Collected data
==================================================
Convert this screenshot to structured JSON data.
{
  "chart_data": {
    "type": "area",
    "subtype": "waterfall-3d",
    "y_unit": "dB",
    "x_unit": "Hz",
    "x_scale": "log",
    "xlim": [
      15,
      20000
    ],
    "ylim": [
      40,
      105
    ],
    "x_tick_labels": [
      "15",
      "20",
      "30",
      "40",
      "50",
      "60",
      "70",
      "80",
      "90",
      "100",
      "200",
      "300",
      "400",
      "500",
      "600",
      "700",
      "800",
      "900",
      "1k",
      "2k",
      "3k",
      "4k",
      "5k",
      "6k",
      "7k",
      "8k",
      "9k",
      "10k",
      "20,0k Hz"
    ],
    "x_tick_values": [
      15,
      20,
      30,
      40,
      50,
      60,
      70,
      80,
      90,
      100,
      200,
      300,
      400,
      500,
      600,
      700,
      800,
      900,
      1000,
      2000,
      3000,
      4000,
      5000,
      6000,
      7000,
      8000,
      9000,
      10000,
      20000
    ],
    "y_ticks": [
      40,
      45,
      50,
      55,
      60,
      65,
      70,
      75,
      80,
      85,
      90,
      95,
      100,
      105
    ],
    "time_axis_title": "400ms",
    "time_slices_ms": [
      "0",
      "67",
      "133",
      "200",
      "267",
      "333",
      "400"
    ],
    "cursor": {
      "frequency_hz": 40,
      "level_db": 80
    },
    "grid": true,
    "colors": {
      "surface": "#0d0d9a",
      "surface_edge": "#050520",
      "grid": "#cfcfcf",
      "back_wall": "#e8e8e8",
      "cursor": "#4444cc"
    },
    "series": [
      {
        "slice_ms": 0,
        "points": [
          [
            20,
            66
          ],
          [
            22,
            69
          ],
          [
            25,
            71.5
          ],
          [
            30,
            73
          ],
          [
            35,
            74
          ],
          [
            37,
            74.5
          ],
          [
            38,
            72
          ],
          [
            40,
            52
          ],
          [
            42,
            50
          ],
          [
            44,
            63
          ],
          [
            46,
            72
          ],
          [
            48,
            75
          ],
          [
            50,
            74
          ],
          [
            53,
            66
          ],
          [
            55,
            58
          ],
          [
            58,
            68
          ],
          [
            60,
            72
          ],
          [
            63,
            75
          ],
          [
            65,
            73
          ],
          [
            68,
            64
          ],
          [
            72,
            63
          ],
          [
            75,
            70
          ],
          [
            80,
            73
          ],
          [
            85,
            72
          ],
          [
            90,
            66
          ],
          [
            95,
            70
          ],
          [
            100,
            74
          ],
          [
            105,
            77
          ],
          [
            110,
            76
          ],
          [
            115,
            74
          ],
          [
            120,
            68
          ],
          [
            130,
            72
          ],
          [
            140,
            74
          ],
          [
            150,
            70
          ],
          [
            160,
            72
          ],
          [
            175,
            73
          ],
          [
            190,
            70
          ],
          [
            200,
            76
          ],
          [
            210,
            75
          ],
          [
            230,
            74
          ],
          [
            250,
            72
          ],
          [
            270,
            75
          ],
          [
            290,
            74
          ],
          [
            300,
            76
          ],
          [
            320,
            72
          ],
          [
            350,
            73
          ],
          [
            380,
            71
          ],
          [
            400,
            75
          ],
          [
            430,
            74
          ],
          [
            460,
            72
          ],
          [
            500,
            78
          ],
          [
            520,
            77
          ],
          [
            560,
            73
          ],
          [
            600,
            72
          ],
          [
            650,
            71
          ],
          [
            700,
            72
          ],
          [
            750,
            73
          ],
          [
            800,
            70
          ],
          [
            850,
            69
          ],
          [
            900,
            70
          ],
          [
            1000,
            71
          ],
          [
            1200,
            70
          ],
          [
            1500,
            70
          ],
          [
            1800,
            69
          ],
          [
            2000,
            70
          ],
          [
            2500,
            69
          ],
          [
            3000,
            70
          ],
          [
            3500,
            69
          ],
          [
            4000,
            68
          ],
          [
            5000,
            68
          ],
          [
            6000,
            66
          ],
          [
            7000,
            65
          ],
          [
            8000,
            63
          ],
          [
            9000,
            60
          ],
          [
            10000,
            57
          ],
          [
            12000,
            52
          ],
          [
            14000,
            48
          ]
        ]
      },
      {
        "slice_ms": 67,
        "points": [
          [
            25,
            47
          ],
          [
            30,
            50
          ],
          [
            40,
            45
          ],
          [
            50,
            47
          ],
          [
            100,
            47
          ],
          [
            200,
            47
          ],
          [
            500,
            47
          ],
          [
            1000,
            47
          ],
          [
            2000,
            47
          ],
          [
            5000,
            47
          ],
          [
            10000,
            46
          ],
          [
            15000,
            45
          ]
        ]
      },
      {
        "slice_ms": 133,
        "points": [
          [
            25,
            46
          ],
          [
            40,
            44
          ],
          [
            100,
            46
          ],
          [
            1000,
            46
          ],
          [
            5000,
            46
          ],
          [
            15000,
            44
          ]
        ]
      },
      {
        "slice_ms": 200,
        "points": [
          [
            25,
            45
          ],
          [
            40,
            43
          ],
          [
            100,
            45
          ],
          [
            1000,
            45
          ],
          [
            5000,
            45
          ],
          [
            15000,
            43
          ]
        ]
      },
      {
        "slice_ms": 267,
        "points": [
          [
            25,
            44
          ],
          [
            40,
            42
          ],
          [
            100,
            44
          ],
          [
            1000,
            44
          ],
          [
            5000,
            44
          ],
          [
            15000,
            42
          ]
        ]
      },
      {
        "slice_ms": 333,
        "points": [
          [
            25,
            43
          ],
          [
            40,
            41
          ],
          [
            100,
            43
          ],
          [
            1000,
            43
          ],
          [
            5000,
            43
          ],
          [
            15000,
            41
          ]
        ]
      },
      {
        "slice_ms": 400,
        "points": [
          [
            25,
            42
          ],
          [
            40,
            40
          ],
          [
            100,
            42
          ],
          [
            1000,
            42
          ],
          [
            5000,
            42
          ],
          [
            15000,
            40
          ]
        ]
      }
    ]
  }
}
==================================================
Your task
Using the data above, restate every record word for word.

Response
Convert this screenshot to structured JSON data.
{
  "chart_data": {
    "type": "area",
    "subtype": "waterfall-3d",
    "y_unit": "dB",
    "x_unit": "Hz",
    "x_scale": "log",
    "xlim": [
      15,
      20000
    ],
    "ylim": [
      40,
      105
    ],
    "x_tick_labels": [
      "15",
      "20",
      "30",
      "40",
      "50",
      "60",
      "70",
      "80",
      "90",
      "100",
      "200",
      "300",
      "400",
      "500",
      "600",
      "700",
      "800",
      "900",
      "1k",
      "2k",
      "3k",
      "4k",
      "5k",
      "6k",
      "7k",
      "8k",
      "9k",
      "10k",
      "20,0k Hz"
    ],
    "x_tick_values": [
      15,
      20,
      30,
      40,
      50,
      60,
      70,
      80,
      90,
      100,
      200,
      300,
      400,
      500,
      600,
      700,
      800,
      900,
      1000,
      2000,
      3000,
      4000,
      5000,
      6000,
      7000,
      8000,
      9000,
      10000,
      20000
    ],
    "y_ticks": [
      40,
      45,
      50,
      55,
      60,
      65,
      70,
      75,
      80,
      85,
      90,
      95,
      100,
      105
    ],
    "time_axis_title": "400ms",
    "time_slices_ms": [
      "0",
      "67",
      "133",
      "200",
      "267",
      "333",
      "400"
    ],
    "cursor": {
      "frequency_hz": 40,
      "level_db": 80
    },
    "grid": true,
    "colors": {
      "surface": "#0d0d9a",
      "surface_edge": "#050520",
      "grid": "#cfcfcf",
      "back_wall": "#e8e8e8",
      "cursor": "#4444cc"
    },
    "series": [
      {
        "slice_ms": 0,
        "points": [
          [
            20,
            66
          ],
          [
            22,
            69
          ],
          [
            25,
            71.5
          ],
          [
            30,
            73
          ],
          [
            35,
            74
          ],
          [
            37,
            74.5
          ],
          [
            38,
            72
          ],
          [
            40,
            52
          ],
          [
            42,
            50
          ],
          [
            44,
            63
          ],
          [
            46,
            72
          ],
          [
            48,
            75
          ],
          [
            50,
            74
          ],
          [
            53,
            66
          ],
          [
            55,
            58
          ],
          [
            58,
            68
          ],
          [
            60,
            72
          ],
          [
            63,
            75
          ],
          [
            65,
            73
          ],
          [
            68,
            64
          ],
          [
            72,
            63
          ],
          [
            75,
            70
          ],
          [
            80,
            73
          ],
          [
            85,
            72
          ],
          [
            90,
            66
          ],
          [
            95,
            70
          ],
          [
            100,
            74
          ],
          [
            105,
            77
          ],
          [
            110,
            76
          ],
          [
            115,
            74
          ],
          [
            120,
            68
          ],
          [
            130,
            72
          ],
          [
            140,
            74
          ],
          [
            150,
            70
          ],
          [
            160,
            72
          ],
          [
            175,
            73
          ],
          [
            190,
            70
          ],
          [
            200,
            76
          ],
          [
            210,
            75
          ],
          [
            230,
            74
          ],
          [
            250,
            72
          ],
          [
            270,
            75
          ],
          [
            290,
            74
          ],
          [
            300,
            76
          ],
          [
            320,
            72
          ],
          [
            350,
            73
          ],
          [
            380,
            71
          ],
          [
            400,
            75
          ],
          [
            430,
            74
          ],
          [
            460,
            72
          ],
          [
            500,
            78
          ],
          [
            520,
            77
          ],
          [
            560,
            73
          ],
          [
            600,
            72
          ],
          [
            650,
            71
          ],
          [
            700,
            72
          ],
          [
            750,
            73
          ],
          [
            800,
            70
          ],
          [
            850,
            69
          ],
          [
            900,
            70
          ],
          [
            1000,
            71
          ],
          [
            1200,
            70
          ],
          [
            1500,
            70
          ],
          [
            1800,
            69
          ],
          [
            2000,
            70
          ],
          [
            2500,
            69
          ],
          [
            3000,
            70
          ],
          [
            3500,
            69
          ],
          [
            4000,
            68
          ],
          [
            5000,
            68
          ],
          [
            6000,
            66
          ],
          [
            7000,
            65
          ],
          [
            8000,
            63
          ],
          [
            9000,
            60
          ],
          [
            10000,
            57
          ],
          [
            12000,
            52
          ],
          [
            14000,
            48
          ]
        ]
      },
      {
        "slice_ms": 67,
        "points": [
          [
            25,
            47
          ],
          [
            30,
            50
          ],
          [
            40,
            45
          ],
          [
            50,
            47
          ],
          [
            100,
            47
          ],
          [
            200,
            47
          ],
          [
            500,
            47
          ],
          [
            1000,
            47
          ],
          [
            2000,
            47
          ],
          [
            5000,
            47
          ],
          [
            10000,
            46
          ],
          [
            15000,
            45
          ]
        ]
      },
      {
        "slice_ms": 133,
        "points": [
          [
            25,
            46
          ],
          [
            40,
            44
          ],
          [
            100,
            46
          ],
          [
            1000,
            46
          ],
          [
            5000,
            46
          ],
          [
            15000,
            44
          ]
        ]
      },
      {
        "slice_ms": 200,
        "points": [
          [
            25,
            45
          ],
          [
            40,
            43
          ],
          [
            100,
            45
          ],
          [
            1000,
            45
          ],
          [
            5000,
            45
          ],
          [
            15000,
            43
          ]
        ]
      },
      {
        "slice_ms": 267,
        "points": [
          [
            25,
            44
          ],
          [
            40,
            42
          ],
          [
            100,
            44
          ],
          [
            1000,
            44
          ],
          [
            5000,
            44
          ],
          [
            15000,
            42
          ]
        ]
      },
      {
        "slice_ms": 333,
        "points": [
          [
            25,
            43
          ],
          [
            40,
            41
          ],
          [
            100,
            43
          ],
          [
            1000,
            43
          ],
          [
            5000,
            43
          ],
          [
            15000,
            41
          ]
        ]
      },
      {
        "slice_ms": 400,
        "points": [
          [
            25,
            42
          ],
          [
            40,
            40
          ],
          [
            100,
            42
          ],
          [
            1000,
            42
          ],
          [
            5000,
            42
          ],
          [
            15000,
            40
          ]
        ]
      }
    ]
  }
}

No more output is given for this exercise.